After 50 years of public campaigns explaining the dangers of cigarette smoke, it’s a good bet that every smoker out there knows he or she should quit. And most of them have tried to quit at least once. In a recent survey, 80 percent of smokers in Allen County said they would like to quit.
That 80 percent – and the other 20 percent, when they finally come to their senses – need help. That’s the purpose of a new program launched today by Activate Allen County.
This week, 25 Allen County residents will receive training to become Certified Tobacco Treatment Specialists. That means by week’s end we will have 25 new professionals trained to provide the sort of evidence-based programming that can help smokers quit for good.
Quitting isn’t easy, and neither is the training to become a CTTS. The trainer, Denise Jolicoeur, MPH (Masters in public health), is from the University of Massachusetts Medical School Center for Tobacco Treatment Research and Training.
There are three components to the training:
1. Basic skills for working with smokers is a self-paced, online course that is designed for health care workers who want to be well-grounded in the theory and practice of working with clients who are tobacco dependent. The course must be completed with a 75 percent on the final quiz in order to sit for the core training.
2. TTS Core Training is an extensive, four-day training in treating the patient with nicotine dependence. There will be a comprehensive test on Friday morning.
During the training, participants will explore the biological, psychological and social determinants for nicotine dependence as well as the pharmacotherapy of treatment. They will also learn motivational interviewing, cognitive and behavioral treatment strategies and intake, assessment and treatment planning
This curriculum is designed to address a set of core competencies first defined by the Massachusetts Certification Steering Committee in 1998 and further defined by the Association for the Treatment of Tobacco Use and Dependence
3. Certification of Tobacco Treatment Specialists, in which participants applying for certification must complete the above, and also accumulate the necessary tobacco treatment experience (in the form of counseling and educating). Applicants must also prepare and submit a case study to the TTS review board, then be interviewed by the review board.
The University of Massachusetts Medical School has been training and certifying Tobacco Treatment Specialists throughout the country since 1999.
This training is being offered to health care providers free of charge with the understanding that providers will use the knowledge and skills to improve tobacco cessation rates among low-income and high-risk members of our community, particularly people with behavioral health disorders and/or mental illness.

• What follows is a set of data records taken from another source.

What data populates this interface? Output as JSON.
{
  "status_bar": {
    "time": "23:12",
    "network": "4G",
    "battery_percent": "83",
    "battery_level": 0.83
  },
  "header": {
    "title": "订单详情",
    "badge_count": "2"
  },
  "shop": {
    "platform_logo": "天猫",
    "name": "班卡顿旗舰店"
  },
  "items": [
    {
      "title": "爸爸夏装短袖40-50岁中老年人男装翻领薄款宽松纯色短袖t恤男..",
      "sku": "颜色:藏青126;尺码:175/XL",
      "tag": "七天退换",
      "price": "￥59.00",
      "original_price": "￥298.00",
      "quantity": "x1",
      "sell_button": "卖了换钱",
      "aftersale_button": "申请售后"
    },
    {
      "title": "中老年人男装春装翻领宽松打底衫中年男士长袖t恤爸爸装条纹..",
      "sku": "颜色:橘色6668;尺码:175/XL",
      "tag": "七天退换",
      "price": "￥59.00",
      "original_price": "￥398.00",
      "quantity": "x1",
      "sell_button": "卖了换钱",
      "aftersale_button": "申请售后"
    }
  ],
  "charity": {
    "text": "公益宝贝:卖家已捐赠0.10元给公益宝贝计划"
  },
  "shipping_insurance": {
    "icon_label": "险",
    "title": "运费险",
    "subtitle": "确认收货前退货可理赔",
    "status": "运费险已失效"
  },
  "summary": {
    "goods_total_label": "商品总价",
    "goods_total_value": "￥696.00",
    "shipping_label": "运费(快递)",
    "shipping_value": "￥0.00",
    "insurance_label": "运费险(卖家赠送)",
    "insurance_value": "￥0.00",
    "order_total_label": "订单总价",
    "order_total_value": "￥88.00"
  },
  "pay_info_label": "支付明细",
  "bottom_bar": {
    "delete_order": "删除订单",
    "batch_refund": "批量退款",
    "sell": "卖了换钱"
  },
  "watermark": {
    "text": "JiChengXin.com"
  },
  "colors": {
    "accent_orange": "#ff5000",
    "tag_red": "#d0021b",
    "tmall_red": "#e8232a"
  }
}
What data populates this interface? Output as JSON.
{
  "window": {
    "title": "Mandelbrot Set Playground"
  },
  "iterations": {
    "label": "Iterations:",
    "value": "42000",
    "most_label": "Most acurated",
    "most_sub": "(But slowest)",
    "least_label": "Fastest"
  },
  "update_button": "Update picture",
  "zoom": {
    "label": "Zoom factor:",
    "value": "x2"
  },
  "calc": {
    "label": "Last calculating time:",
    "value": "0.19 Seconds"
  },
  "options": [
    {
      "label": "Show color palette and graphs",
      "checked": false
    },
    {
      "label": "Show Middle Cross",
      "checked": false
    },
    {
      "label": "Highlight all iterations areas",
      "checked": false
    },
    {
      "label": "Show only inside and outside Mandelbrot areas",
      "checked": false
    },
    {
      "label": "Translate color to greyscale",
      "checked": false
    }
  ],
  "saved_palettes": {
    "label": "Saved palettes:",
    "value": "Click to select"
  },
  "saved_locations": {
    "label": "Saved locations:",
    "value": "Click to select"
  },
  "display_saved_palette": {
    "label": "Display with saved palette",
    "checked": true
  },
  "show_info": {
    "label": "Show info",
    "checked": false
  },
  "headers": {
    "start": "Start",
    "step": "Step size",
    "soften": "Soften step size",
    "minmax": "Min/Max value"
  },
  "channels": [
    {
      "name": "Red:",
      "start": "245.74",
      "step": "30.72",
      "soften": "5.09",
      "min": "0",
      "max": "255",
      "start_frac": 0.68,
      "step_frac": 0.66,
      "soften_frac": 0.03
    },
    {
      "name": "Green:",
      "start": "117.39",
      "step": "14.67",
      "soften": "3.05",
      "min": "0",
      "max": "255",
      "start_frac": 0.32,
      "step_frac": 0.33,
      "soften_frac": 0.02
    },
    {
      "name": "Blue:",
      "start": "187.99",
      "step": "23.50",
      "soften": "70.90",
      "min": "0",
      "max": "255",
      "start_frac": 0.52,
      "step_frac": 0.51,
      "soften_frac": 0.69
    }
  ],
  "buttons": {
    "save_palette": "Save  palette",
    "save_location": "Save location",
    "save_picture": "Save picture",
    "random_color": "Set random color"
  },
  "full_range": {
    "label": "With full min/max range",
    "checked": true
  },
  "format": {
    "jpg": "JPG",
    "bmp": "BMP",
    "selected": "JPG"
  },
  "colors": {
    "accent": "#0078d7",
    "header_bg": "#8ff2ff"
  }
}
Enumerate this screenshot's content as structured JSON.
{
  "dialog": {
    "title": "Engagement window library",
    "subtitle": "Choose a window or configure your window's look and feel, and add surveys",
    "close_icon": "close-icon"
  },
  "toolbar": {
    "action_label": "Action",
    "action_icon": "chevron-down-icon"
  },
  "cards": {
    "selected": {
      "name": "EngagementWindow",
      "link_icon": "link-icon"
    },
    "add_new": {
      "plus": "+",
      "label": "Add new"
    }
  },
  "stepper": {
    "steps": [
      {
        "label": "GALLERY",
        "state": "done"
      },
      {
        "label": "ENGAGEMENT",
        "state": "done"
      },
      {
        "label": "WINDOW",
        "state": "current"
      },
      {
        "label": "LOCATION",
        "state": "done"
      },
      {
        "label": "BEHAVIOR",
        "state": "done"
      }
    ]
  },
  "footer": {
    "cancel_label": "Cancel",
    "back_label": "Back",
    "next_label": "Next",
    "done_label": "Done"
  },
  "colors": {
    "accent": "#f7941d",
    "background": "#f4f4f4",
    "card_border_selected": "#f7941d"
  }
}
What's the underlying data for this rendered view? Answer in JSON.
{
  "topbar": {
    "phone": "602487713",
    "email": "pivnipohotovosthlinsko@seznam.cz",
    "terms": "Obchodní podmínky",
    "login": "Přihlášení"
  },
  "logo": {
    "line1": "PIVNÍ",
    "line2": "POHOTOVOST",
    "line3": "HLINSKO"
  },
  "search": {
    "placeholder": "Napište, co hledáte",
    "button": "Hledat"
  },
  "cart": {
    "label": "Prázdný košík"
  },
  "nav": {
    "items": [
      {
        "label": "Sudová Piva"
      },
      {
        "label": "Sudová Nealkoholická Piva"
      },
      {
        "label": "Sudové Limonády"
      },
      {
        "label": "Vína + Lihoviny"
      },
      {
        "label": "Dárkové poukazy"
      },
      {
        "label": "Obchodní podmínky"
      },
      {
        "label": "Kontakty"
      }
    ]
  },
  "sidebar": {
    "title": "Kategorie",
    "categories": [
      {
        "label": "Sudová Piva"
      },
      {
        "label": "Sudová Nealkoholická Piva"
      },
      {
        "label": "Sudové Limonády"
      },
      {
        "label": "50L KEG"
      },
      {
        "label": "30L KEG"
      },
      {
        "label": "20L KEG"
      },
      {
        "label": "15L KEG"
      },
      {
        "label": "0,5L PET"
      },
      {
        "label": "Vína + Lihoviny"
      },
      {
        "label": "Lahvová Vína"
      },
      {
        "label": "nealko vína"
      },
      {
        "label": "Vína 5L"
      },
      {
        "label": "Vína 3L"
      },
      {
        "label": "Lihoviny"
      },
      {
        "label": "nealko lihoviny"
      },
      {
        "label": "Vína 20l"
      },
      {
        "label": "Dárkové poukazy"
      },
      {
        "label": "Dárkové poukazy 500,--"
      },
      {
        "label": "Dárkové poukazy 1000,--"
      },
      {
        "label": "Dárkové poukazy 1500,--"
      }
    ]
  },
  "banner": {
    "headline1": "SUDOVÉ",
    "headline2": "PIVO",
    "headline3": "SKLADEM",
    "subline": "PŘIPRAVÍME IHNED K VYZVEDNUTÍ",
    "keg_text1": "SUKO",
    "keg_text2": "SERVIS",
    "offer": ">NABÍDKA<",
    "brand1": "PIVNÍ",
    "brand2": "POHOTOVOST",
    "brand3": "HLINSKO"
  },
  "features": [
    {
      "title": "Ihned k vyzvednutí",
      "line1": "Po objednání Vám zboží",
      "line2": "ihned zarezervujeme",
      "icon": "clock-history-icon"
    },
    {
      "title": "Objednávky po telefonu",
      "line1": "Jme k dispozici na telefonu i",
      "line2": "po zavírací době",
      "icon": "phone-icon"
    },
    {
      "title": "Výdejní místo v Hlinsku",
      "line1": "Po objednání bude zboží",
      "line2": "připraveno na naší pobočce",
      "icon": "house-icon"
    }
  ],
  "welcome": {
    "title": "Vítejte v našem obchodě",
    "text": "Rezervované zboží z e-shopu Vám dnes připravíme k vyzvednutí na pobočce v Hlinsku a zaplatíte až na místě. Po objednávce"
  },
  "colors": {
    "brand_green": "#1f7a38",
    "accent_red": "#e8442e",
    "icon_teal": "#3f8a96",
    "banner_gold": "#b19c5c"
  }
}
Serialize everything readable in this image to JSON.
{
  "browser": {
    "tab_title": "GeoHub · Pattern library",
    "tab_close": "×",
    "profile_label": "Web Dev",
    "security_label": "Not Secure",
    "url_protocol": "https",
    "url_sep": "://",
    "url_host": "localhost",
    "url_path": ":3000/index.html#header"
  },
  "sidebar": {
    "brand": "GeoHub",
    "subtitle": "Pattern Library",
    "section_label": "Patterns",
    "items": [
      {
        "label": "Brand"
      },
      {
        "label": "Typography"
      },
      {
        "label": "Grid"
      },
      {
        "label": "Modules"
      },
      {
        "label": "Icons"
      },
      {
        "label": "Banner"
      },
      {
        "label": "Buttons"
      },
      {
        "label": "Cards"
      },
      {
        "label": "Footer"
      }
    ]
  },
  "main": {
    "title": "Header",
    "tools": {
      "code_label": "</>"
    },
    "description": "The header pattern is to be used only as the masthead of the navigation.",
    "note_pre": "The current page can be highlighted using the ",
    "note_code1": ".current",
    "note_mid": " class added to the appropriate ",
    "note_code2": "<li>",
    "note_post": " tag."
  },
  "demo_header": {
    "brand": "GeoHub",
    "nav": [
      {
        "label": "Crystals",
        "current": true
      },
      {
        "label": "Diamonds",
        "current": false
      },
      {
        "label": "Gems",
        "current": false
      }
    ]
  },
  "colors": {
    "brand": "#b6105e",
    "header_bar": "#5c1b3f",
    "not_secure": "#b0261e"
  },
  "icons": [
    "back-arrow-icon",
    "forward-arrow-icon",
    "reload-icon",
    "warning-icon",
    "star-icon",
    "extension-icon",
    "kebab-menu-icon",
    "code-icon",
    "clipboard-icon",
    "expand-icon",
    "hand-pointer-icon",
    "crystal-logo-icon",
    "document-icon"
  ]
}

For more information about the certification process, what CEUs are available, and to learn more about what the course offers, visit: http://umassmed.edu/tobacco/training/index.aspx. Anyone interested in participating on future training, or if you would like to find out the location of smoking cessation programs in the area, contact Activate Allen County at www.activateallencounty.com.